By the end of 2nd grade, all of my students knew the sign language alphabet and were using it daily. I'm not going to act like this was part of my master plan to enrich my students' learning; It was a TOTAL accident! In retrospect, teaching my students sign language was one of the best things that I accidentally-on-purpose did as a first-year teacher. It all started during word study. It was one of those days that I'm sure all first year (and veteran) teachers have. I was tired, I had a headache... and I had a brilliant idea. I pulled up and projected the sign language alphabet. We talked a little about how ASL (American Sign Language) is a different language. I paired up the students, pointed out the week's spelling and sight words, and said "go." My second graders spent 20 minutes signing words to their partners, who in turn had to figure out which spelling or sight word it was.
RAISED HANDS: When students raised their hands, they made a Q for a question, C for a comment, or an R for restroom.

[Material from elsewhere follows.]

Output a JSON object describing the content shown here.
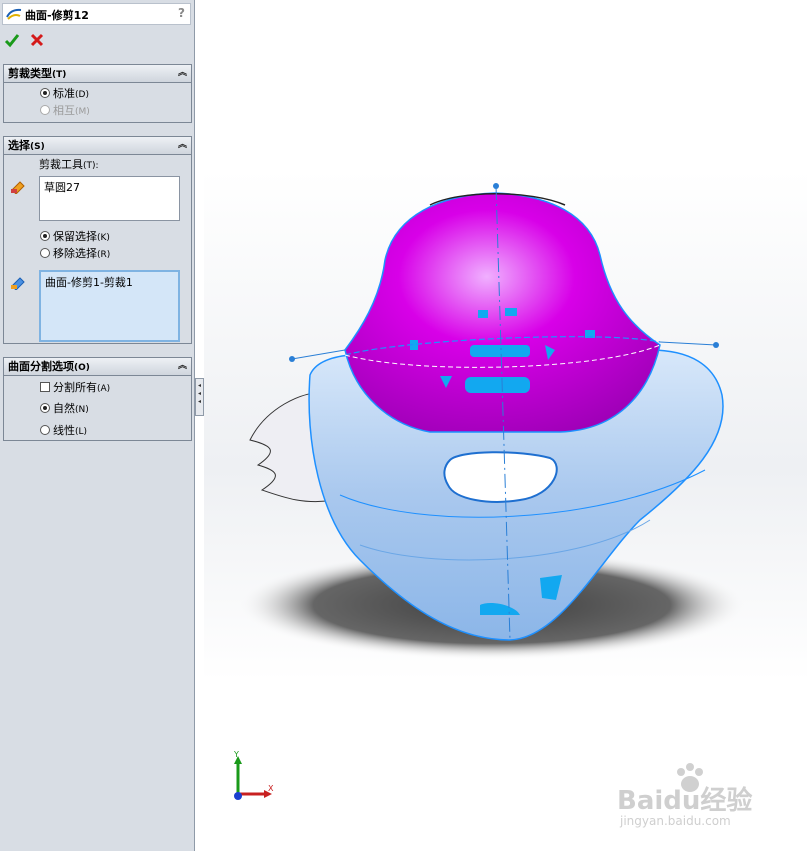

This was a major help to me, as I could avoid the storytellers when needed.
BATHROOM BREAKS: You know that awkward time when kids are done using the restroom and they have to stand in line silently and patiently? I would sign the name of someone standing the correct way in the hallway, and that student would raise his or her hand. We started with first names, then last, then middle. After they got the hang of it, I let the kids be in charge. (Once, I used this method to keep my class under control while waiting to be dismissed from an assembly. My administration was impressed!)
CHORAL RESPONSE: As you know, it's important to use choral response as much as possible so all students stay actively engaged. When we practiced multiple choice questions, I had students show me their answers by using sign language.

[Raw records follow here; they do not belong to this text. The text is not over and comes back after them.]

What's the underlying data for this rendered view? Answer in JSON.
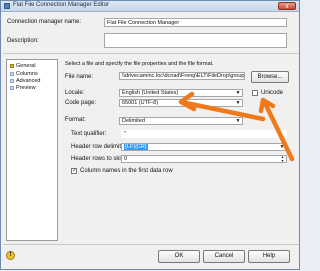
{
  "window": {
    "title": "Flat File Connection Manager Editor",
    "close_label": "x"
  },
  "connection_name": {
    "label": "Connection manager name:",
    "value": "Flat File Connection Manager"
  },
  "description": {
    "label": "Description:",
    "value": ""
  },
  "nav": {
    "items": [
      {
        "label": "General",
        "selected": true
      },
      {
        "label": "Columns",
        "selected": false
      },
      {
        "label": "Advanced",
        "selected": false
      },
      {
        "label": "Preview",
        "selected": false
      }
    ]
  },
  "general": {
    "instruction": "Select a file and specify the file properties and the file format.",
    "file_name_label": "File name:",
    "file_name_value": "\\\\drivecaminc.loc\\dcnad\\Freng\\ELT\\FileDrop\\groups_d",
    "browse_label": "Browse...",
    "locale_label": "Locale:",
    "locale_value": "English (United States)",
    "unicode_label": "Unicode",
    "code_page_label": "Code page:",
    "code_page_value": "65001 (UTF-8)",
    "format_label": "Format:",
    "format_value": "Delimited",
    "text_qualifier_label": "Text qualifier:",
    "text_qualifier_value": "\"",
    "header_delim_label": "Header row delimiter:",
    "header_delim_value": "{LF}{CR}",
    "header_skip_label": "Header rows to skip:",
    "header_skip_value": "0",
    "column_names_label": "Column names in the first data row"
  },
  "buttons": {
    "ok": "OK",
    "cancel": "Cancel",
    "help": "Help"
  },
  "colors": {
    "annotation_arrow": "#f07a1a",
    "highlight": "#3399ff"
  }
}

ATTENTION GRABBER: Occasionally I would use sign language to grab my students' attention at the start of a lesson. I would stand silently at the front of the room and use the ASL alphabet to slowly sign a sentence. The kids would sit still and quiet, trying to figure out what I was spelling.

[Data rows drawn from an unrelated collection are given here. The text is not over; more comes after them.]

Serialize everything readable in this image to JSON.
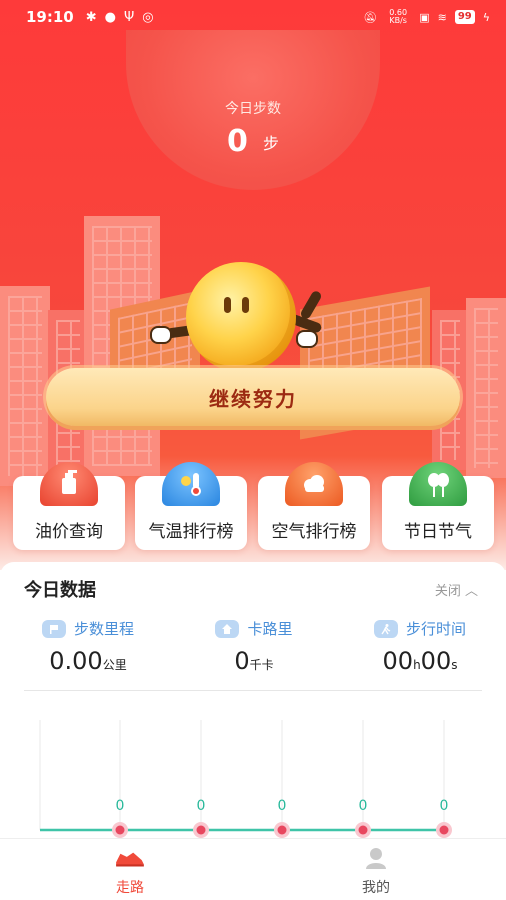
{
  "status_bar": {
    "time": "19:10",
    "battery": "99",
    "net_speed": "0.60 KB/s"
  },
  "steps": {
    "title": "今日步数",
    "count": "0",
    "unit": "步"
  },
  "continue_button": "继续努力",
  "features": [
    {
      "label": "油价查询",
      "icon": "oil-can-icon",
      "color": "#f0523f"
    },
    {
      "label": "气温排行榜",
      "icon": "thermometer-icon",
      "color": "#3c9be8"
    },
    {
      "label": "空气排行榜",
      "icon": "cloud-icon",
      "color": "#f26a2e"
    },
    {
      "label": "节日节气",
      "icon": "balloon-icon",
      "color": "#3aaa4a"
    }
  ],
  "today_data": {
    "title": "今日数据",
    "toggle": "关闭",
    "stats": [
      {
        "label": "步数里程",
        "value": "0.00",
        "unit": "公里",
        "icon": "flag-icon"
      },
      {
        "label": "卡路里",
        "value": "0",
        "unit": "千卡",
        "icon": "home-icon"
      },
      {
        "label": "步行时间",
        "value_h": "00",
        "h": "h",
        "value_s": "00",
        "s": "s",
        "icon": "runner-icon"
      }
    ]
  },
  "chart_data": {
    "type": "line",
    "x": [
      "",
      "",
      "",
      "",
      ""
    ],
    "series": [
      {
        "values": [
          0,
          0,
          0,
          0,
          0
        ]
      }
    ],
    "data_labels": [
      "0",
      "0",
      "0",
      "0",
      "0"
    ],
    "ylim": [
      0,
      1
    ],
    "grid": true,
    "colors": {
      "line": "#3fc4a8",
      "point": "#e8475f"
    }
  },
  "nav": {
    "items": [
      {
        "label": "走路",
        "icon": "sneaker-icon",
        "active": true
      },
      {
        "label": "我的",
        "icon": "user-icon",
        "active": false
      }
    ],
    "active_color": "#f04a3a",
    "inactive_color": "#555555"
  }
}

LUNCH: When the cafeteria monitors decided to put the students on silent lunch due to noise level, my class got creative and began communicating to each other in sign language. My colleagues and I thought it was hilarious and couldn't decide if we should put a stop to it or not, because although the kids were communicating, they were technically being silent! Thank you so much for having me, Darleen and Darleen's readers! I hope that you find a way to use sign language in your classroom. Come by My Carolina Classroom anytime. :)